WHAT YOU HAVE TO DO:
When the string "content" is part of a line in the data below, report the whole line.

(Stored items)
□ □ □ □ □ □ □

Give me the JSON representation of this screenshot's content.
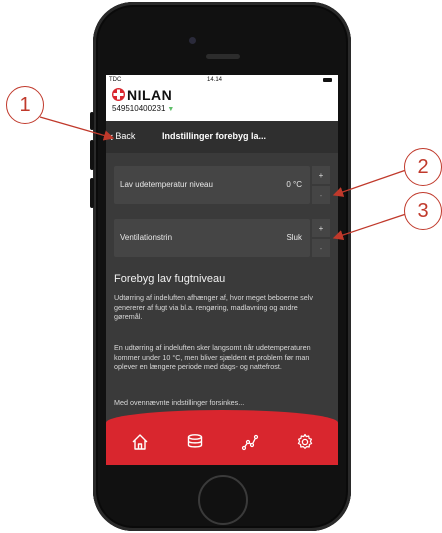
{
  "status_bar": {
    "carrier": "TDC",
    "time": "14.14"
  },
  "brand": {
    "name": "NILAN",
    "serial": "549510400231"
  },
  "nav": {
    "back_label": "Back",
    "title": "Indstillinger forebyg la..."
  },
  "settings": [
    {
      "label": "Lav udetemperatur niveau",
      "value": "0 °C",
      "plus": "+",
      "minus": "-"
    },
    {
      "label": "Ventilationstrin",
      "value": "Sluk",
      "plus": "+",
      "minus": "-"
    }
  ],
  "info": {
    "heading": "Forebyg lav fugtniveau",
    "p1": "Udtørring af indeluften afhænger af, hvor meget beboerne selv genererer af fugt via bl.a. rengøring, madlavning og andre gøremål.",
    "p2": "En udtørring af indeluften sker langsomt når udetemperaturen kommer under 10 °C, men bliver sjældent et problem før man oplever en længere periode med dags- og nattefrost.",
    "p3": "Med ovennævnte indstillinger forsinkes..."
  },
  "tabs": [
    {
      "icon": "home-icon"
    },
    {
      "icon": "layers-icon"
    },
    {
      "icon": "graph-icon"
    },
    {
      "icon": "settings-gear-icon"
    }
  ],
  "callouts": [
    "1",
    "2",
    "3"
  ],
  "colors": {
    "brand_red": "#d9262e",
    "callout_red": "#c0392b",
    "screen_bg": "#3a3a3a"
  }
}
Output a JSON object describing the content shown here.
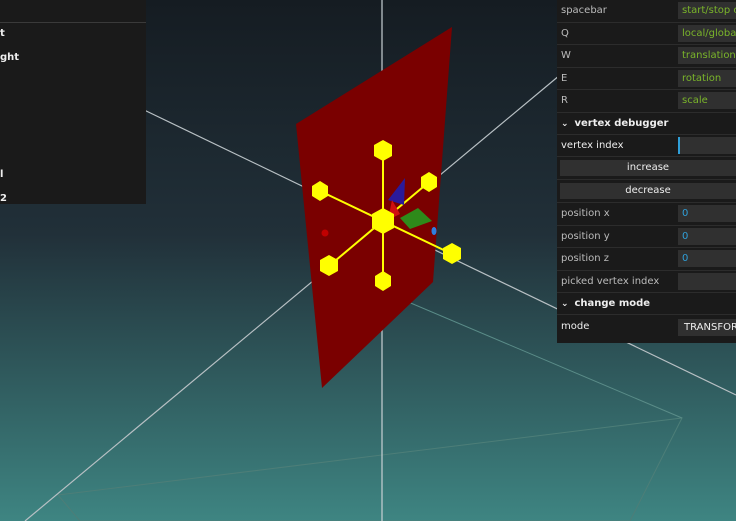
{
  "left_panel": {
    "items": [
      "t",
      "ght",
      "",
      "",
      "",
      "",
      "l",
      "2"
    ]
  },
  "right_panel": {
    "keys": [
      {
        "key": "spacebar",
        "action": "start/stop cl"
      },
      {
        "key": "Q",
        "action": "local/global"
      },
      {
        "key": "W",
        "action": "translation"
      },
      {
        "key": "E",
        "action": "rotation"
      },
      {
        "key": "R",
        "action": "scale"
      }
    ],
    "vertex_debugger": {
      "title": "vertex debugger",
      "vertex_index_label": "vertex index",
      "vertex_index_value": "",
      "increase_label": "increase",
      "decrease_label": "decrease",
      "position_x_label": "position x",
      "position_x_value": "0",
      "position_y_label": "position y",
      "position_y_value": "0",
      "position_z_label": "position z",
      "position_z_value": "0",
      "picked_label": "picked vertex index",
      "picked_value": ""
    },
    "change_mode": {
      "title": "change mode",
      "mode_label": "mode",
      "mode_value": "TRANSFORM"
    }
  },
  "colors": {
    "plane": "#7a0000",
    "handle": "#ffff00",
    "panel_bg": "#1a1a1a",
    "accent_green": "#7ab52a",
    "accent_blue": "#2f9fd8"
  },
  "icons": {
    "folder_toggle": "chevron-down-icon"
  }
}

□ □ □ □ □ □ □

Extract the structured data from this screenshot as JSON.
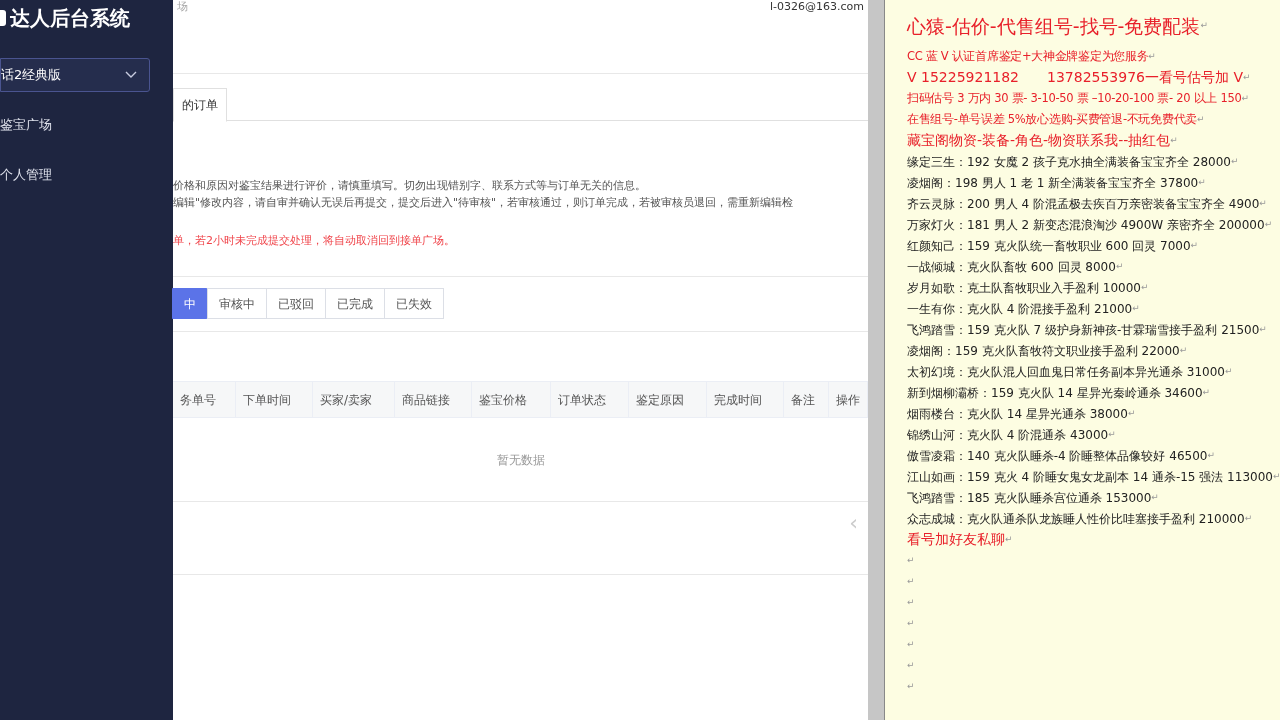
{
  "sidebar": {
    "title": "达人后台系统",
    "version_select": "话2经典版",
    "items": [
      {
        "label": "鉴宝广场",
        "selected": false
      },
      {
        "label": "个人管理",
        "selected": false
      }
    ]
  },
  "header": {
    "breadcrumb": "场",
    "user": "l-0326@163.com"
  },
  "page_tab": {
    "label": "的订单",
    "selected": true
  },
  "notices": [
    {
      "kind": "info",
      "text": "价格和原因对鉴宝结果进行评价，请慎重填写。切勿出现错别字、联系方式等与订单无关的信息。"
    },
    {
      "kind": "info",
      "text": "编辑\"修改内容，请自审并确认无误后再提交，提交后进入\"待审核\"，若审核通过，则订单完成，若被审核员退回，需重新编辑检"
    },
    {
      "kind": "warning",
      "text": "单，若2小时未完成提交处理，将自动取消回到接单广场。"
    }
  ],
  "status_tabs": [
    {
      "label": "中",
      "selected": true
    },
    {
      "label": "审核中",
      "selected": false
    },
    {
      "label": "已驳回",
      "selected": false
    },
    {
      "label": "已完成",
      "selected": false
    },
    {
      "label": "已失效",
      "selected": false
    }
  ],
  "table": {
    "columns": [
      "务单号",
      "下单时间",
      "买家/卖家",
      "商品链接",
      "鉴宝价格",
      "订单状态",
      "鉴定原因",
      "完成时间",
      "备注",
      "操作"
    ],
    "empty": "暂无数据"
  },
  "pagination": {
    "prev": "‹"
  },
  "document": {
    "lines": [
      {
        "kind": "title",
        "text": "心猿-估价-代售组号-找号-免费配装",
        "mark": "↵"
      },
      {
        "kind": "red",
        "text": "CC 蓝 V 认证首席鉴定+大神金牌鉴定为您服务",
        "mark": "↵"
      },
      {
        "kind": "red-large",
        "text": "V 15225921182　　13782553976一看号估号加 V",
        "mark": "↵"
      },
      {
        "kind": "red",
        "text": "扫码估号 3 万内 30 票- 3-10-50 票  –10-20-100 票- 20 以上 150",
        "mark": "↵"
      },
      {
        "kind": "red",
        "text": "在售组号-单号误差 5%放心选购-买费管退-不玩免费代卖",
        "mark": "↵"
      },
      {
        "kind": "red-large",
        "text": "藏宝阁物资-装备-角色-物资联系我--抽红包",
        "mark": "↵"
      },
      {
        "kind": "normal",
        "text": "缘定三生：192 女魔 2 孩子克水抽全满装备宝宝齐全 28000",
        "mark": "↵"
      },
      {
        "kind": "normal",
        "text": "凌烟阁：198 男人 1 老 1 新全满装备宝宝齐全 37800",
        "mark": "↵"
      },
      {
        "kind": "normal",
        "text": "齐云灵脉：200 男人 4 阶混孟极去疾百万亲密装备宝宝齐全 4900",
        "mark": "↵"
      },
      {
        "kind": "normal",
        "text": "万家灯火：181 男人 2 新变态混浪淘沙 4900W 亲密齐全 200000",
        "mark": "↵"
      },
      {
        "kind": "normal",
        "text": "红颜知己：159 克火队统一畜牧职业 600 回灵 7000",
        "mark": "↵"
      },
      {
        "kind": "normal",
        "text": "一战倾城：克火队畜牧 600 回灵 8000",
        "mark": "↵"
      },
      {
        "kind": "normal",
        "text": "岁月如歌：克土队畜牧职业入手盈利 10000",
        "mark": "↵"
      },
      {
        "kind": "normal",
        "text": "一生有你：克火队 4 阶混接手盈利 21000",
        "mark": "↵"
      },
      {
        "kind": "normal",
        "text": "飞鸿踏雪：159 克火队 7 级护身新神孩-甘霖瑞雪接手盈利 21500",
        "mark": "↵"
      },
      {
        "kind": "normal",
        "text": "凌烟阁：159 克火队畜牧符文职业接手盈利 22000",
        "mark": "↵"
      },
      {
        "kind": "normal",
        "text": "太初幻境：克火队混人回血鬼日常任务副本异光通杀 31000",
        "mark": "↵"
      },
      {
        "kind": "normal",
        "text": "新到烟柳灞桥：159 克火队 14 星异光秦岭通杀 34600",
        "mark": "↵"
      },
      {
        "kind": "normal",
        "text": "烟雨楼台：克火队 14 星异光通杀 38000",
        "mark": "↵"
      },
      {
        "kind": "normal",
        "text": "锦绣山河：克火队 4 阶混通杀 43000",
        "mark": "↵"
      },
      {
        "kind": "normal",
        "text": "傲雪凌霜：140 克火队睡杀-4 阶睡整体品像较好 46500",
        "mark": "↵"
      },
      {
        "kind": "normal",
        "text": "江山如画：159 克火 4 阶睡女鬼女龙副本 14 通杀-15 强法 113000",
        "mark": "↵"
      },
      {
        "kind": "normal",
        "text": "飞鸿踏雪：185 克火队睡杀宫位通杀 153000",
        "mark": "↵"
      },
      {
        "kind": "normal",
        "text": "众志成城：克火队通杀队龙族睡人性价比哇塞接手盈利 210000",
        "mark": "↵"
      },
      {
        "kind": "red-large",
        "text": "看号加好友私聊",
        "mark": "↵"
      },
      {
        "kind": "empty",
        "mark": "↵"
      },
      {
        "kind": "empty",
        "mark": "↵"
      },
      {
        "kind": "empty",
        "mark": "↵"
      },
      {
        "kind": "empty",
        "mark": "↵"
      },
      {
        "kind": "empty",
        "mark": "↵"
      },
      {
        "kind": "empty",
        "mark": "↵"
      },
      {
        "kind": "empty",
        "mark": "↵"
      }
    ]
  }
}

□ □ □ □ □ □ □

SOLUTION FOR THIS EXERCISE:
Give me the JSON representation of this screenshot's content.
Output a JSON object describing the content shown here.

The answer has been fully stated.